* **Interface dataset entries**:
■ ■ ■ ■ ■ ■ ■

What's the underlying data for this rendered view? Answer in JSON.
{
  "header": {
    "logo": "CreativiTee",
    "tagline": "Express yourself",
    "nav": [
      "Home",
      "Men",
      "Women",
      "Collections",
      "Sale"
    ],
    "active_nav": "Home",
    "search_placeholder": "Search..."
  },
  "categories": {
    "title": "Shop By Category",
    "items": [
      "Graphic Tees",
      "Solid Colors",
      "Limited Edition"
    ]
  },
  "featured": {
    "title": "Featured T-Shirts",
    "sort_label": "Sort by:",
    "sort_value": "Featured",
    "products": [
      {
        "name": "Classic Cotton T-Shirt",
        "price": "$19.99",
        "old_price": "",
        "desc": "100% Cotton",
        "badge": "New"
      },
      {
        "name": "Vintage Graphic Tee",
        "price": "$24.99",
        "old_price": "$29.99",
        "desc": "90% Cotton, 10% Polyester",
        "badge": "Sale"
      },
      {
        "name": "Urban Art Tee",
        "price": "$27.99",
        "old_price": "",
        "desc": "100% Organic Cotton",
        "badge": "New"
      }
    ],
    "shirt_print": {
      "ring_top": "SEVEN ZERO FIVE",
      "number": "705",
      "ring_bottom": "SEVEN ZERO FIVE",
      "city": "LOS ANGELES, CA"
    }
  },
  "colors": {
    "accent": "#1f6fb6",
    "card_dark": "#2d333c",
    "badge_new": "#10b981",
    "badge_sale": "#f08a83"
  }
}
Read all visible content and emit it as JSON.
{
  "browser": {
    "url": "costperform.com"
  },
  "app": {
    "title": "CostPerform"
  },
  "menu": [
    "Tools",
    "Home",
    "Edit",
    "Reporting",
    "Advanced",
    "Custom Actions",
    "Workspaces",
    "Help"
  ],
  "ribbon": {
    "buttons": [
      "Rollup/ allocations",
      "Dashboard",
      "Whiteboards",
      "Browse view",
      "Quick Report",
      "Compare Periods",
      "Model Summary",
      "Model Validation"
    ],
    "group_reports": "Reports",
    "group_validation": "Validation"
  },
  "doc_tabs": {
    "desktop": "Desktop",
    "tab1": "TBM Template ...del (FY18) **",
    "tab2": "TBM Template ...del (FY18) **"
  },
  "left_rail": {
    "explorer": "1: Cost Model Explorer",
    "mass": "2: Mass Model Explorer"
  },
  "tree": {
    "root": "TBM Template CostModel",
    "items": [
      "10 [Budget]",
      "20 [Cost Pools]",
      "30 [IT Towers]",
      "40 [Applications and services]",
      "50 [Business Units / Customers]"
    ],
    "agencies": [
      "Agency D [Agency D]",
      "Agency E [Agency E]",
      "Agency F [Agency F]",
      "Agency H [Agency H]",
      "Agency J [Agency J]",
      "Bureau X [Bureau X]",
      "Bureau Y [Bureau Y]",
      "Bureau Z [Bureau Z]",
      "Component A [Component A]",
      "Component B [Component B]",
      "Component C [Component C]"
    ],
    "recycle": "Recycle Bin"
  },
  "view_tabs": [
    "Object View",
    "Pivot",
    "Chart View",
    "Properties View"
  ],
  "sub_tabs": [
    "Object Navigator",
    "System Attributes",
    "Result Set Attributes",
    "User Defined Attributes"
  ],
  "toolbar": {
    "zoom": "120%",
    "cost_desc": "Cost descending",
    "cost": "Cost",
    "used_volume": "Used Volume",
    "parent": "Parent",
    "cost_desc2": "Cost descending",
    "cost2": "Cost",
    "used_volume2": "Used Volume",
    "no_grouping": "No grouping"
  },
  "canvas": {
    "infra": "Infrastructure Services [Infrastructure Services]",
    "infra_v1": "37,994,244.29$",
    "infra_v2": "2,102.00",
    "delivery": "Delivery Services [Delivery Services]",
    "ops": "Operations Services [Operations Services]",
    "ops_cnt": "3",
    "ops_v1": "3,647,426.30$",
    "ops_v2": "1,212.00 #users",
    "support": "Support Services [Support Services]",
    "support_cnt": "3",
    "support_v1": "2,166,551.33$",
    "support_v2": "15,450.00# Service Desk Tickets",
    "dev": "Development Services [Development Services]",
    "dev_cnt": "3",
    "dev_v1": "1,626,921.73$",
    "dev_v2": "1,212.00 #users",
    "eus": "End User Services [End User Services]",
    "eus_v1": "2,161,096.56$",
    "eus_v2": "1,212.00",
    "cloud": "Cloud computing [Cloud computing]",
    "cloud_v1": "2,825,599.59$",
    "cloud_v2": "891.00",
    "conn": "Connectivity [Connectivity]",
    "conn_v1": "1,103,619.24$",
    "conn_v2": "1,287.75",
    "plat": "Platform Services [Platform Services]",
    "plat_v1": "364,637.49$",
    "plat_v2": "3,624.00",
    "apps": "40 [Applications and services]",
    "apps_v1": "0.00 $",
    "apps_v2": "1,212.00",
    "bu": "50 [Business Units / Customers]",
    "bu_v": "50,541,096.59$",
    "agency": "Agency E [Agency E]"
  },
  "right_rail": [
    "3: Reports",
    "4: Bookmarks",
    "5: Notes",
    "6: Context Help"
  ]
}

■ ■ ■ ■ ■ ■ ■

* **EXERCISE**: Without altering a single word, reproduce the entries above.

* **PROBLEM SOLUTION**:
What's the underlying data for this rendered view? Answer in JSON.
{
  "header": {
    "logo": "CreativiTee",
    "tagline": "Express yourself",
    "nav": [
      "Home",
      "Men",
      "Women",
      "Collections",
      "Sale"
    ],
    "active_nav": "Home",
    "search_placeholder": "Search..."
  },
  "categories": {
    "title": "Shop By Category",
    "items": [
      "Graphic Tees",
      "Solid Colors",
      "Limited Edition"
    ]
  },
  "featured": {
    "title": "Featured T-Shirts",
    "sort_label": "Sort by:",
    "sort_value": "Featured",
    "products": [
      {
        "name": "Classic Cotton T-Shirt",
        "price": "$19.99",
        "old_price": "",
        "desc": "100% Cotton",
        "badge": "New"
      },
      {
        "name": "Vintage Graphic Tee",
        "price": "$24.99",
        "old_price": "$29.99",
        "desc": "90% Cotton, 10% Polyester",
        "badge": "Sale"
      },
      {
        "name": "Urban Art Tee",
        "price": "$27.99",
        "old_price": "",
        "desc": "100% Organic Cotton",
        "badge": "New"
      }
    ],
    "shirt_print": {
      "ring_top": "SEVEN ZERO FIVE",
      "number": "705",
      "ring_bottom": "SEVEN ZERO FIVE",
      "city": "LOS ANGELES, CA"
    }
  },
  "colors": {
    "accent": "#1f6fb6",
    "card_dark": "#2d333c",
    "badge_new": "#10b981",
    "badge_sale": "#f08a83"
  }
}
Read all visible content and emit it as JSON.
{
  "browser": {
    "url": "costperform.com"
  },
  "app": {
    "title": "CostPerform"
  },
  "menu": [
    "Tools",
    "Home",
    "Edit",
    "Reporting",
    "Advanced",
    "Custom Actions",
    "Workspaces",
    "Help"
  ],
  "ribbon": {
    "buttons": [
      "Rollup/ allocations",
      "Dashboard",
      "Whiteboards",
      "Browse view",
      "Quick Report",
      "Compare Periods",
      "Model Summary",
      "Model Validation"
    ],
    "group_reports": "Reports",
    "group_validation": "Validation"
  },
  "doc_tabs": {
    "desktop": "Desktop",
    "tab1": "TBM Template ...del (FY18) **",
    "tab2": "TBM Template ...del (FY18) **"
  },
  "left_rail": {
    "explorer": "1: Cost Model Explorer",
    "mass": "2: Mass Model Explorer"
  },
  "tree": {
    "root": "TBM Template CostModel",
    "items": [
      "10 [Budget]",
      "20 [Cost Pools]",
      "30 [IT Towers]",
      "40 [Applications and services]",
      "50 [Business Units / Customers]"
    ],
    "agencies": [
      "Agency D [Agency D]",
      "Agency E [Agency E]",
      "Agency F [Agency F]",
      "Agency H [Agency H]",
      "Agency J [Agency J]",
      "Bureau X [Bureau X]",
      "Bureau Y [Bureau Y]",
      "Bureau Z [Bureau Z]",
      "Component A [Component A]",
      "Component B [Component B]",
      "Component C [Component C]"
    ],
    "recycle": "Recycle Bin"
  },
  "view_tabs": [
    "Object View",
    "Pivot",
    "Chart View",
    "Properties View"
  ],
  "sub_tabs": [
    "Object Navigator",
    "System Attributes",
    "Result Set Attributes",
    "User Defined Attributes"
  ],
  "toolbar": {
    "zoom": "120%",
    "cost_desc": "Cost descending",
    "cost": "Cost",
    "used_volume": "Used Volume",
    "parent": "Parent",
    "cost_desc2": "Cost descending",
    "cost2": "Cost",
    "used_volume2": "Used Volume",
    "no_grouping": "No grouping"
  },
  "canvas": {
    "infra": "Infrastructure Services [Infrastructure Services]",
    "infra_v1": "37,994,244.29$",
    "infra_v2": "2,102.00",
    "delivery": "Delivery Services [Delivery Services]",
    "ops": "Operations Services [Operations Services]",
    "ops_cnt": "3",
    "ops_v1": "3,647,426.30$",
    "ops_v2": "1,212.00 #users",
    "support": "Support Services [Support Services]",
    "support_cnt": "3",
    "support_v1": "2,166,551.33$",
    "support_v2": "15,450.00# Service Desk Tickets",
    "dev": "Development Services [Development Services]",
    "dev_cnt": "3",
    "dev_v1": "1,626,921.73$",
    "dev_v2": "1,212.00 #users",
    "eus": "End User Services [End User Services]",
    "eus_v1": "2,161,096.56$",
    "eus_v2": "1,212.00",
    "cloud": "Cloud computing [Cloud computing]",
    "cloud_v1": "2,825,599.59$",
    "cloud_v2": "891.00",
    "conn": "Connectivity [Connectivity]",
    "conn_v1": "1,103,619.24$",
    "conn_v2": "1,287.75",
    "plat": "Platform Services [Platform Services]",
    "plat_v1": "364,637.49$",
    "plat_v2": "3,624.00",
    "apps": "40 [Applications and services]",
    "apps_v1": "0.00 $",
    "apps_v2": "1,212.00",
    "bu": "50 [Business Units / Customers]",
    "bu_v": "50,541,096.59$",
    "agency": "Agency E [Agency E]"
  },
  "right_rail": [
    "3: Reports",
    "4: Bookmarks",
    "5: Notes",
    "6: Context Help"
  ]
}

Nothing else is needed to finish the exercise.